§ **PROVIDED DATA**:
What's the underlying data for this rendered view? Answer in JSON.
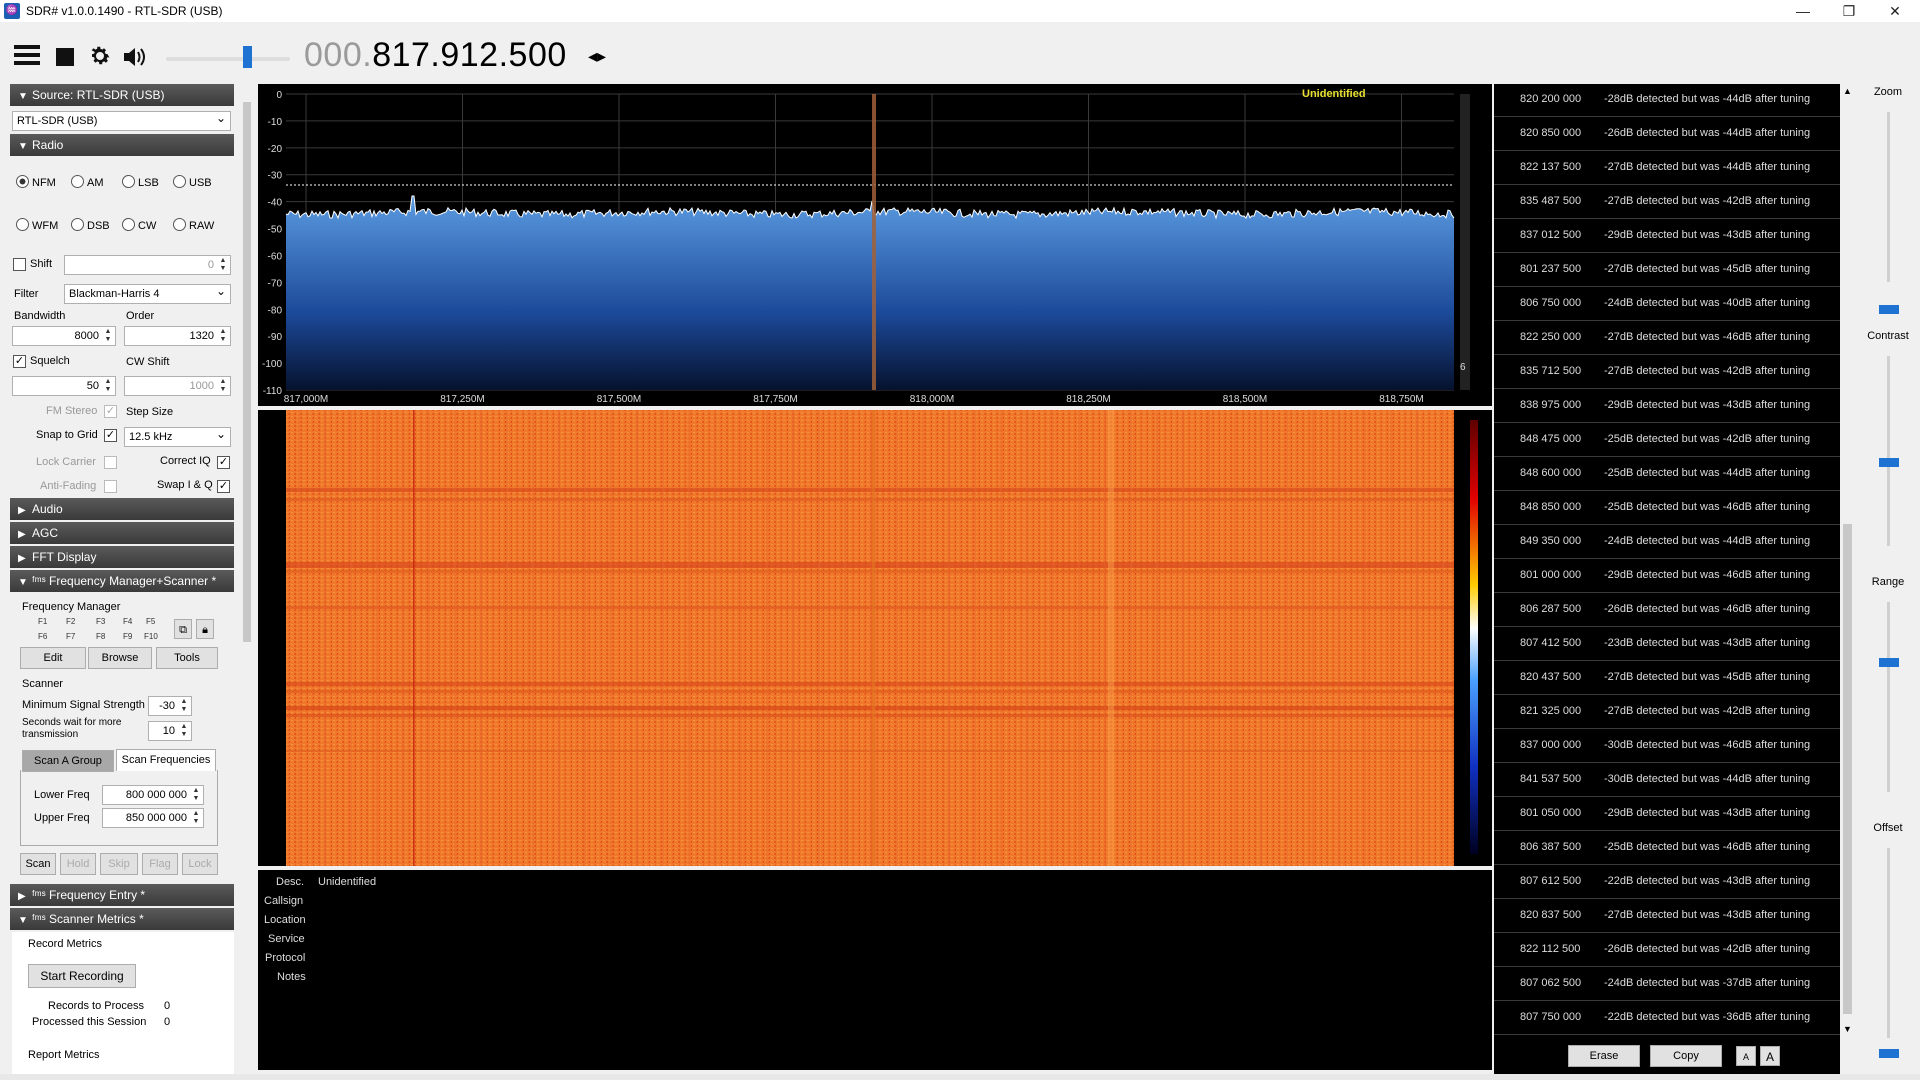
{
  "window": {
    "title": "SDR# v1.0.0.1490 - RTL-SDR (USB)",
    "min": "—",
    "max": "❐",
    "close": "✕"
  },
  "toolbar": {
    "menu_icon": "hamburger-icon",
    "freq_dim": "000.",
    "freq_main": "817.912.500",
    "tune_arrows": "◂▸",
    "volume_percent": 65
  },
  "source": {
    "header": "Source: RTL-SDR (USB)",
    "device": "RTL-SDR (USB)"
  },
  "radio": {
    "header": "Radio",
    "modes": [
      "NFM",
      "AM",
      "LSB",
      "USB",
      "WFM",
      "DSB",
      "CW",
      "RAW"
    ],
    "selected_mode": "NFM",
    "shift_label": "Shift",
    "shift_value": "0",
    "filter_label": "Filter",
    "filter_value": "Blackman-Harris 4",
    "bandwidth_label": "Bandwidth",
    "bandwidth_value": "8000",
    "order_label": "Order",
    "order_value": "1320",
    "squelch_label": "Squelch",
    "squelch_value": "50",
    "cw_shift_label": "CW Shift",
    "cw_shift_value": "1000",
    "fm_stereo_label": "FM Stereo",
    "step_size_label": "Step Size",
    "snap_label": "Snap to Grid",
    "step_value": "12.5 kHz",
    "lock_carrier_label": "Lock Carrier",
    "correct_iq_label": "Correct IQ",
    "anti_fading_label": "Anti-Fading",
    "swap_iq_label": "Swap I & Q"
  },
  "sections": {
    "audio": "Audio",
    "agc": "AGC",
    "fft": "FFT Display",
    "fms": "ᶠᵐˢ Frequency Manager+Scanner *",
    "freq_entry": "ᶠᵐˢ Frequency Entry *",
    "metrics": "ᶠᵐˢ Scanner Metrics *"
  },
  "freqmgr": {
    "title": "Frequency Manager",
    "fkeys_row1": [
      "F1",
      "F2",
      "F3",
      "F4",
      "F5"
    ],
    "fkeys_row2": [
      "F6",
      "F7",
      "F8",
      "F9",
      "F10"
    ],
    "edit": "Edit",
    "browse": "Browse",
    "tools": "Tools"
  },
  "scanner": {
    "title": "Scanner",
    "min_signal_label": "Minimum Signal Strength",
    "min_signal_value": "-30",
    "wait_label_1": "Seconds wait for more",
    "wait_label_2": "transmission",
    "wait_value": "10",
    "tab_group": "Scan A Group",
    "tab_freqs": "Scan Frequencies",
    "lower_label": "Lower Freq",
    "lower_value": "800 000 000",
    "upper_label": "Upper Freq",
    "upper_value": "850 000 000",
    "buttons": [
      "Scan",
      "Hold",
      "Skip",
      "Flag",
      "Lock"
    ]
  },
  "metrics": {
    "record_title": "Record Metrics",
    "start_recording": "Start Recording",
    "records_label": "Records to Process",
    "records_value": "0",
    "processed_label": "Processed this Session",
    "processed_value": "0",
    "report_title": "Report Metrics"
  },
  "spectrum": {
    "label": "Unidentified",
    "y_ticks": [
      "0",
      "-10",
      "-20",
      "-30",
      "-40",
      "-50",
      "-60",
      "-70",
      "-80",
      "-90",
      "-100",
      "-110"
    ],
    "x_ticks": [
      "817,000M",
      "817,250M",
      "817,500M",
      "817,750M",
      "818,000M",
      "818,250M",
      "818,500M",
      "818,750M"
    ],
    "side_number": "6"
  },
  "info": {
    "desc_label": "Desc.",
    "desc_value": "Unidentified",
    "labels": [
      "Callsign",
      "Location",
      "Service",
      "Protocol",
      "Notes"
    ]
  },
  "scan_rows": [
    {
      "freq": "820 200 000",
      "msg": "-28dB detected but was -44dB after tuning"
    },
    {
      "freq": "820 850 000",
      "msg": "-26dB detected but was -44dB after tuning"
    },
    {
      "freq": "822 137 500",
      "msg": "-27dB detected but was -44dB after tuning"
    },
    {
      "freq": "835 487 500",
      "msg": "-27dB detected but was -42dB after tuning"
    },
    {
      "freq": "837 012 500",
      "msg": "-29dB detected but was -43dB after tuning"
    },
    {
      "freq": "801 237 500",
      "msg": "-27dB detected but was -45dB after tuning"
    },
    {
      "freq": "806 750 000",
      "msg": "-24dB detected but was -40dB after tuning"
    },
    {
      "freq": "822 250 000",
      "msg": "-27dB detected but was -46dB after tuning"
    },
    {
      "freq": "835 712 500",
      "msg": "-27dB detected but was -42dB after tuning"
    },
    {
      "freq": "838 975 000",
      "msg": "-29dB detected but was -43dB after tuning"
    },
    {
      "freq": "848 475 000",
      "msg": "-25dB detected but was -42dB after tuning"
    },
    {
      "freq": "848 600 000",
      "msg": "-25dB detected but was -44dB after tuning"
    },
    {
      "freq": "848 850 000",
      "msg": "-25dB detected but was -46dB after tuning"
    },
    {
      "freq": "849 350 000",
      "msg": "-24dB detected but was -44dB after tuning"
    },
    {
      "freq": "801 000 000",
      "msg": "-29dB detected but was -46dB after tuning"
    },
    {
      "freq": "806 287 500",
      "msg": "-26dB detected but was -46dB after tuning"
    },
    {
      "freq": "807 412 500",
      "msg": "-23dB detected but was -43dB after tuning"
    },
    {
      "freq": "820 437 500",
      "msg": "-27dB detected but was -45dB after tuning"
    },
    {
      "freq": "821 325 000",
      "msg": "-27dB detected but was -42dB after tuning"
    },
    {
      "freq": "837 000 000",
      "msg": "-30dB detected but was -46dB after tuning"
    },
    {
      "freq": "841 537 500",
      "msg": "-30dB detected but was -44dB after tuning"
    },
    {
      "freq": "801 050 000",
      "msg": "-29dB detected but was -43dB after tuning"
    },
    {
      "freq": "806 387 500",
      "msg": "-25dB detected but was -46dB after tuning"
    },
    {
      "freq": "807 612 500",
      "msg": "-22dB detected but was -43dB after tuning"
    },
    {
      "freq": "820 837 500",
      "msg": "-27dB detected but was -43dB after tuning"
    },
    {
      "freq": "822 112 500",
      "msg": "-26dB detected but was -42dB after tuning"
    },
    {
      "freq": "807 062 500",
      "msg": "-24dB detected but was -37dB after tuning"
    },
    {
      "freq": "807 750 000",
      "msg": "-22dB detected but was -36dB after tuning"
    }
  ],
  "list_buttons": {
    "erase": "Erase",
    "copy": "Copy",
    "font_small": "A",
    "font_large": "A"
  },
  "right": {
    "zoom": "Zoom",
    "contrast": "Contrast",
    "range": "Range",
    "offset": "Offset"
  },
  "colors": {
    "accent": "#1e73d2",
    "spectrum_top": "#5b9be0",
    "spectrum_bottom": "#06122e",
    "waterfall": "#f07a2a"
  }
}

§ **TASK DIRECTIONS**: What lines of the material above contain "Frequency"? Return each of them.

§ **THE ANSWER**:
    "fms": "ᶠᵐˢ Frequency Manager+Scanner *",
    "freq_entry": "ᶠᵐˢ Frequency Entry *",
    "title": "Frequency Manager",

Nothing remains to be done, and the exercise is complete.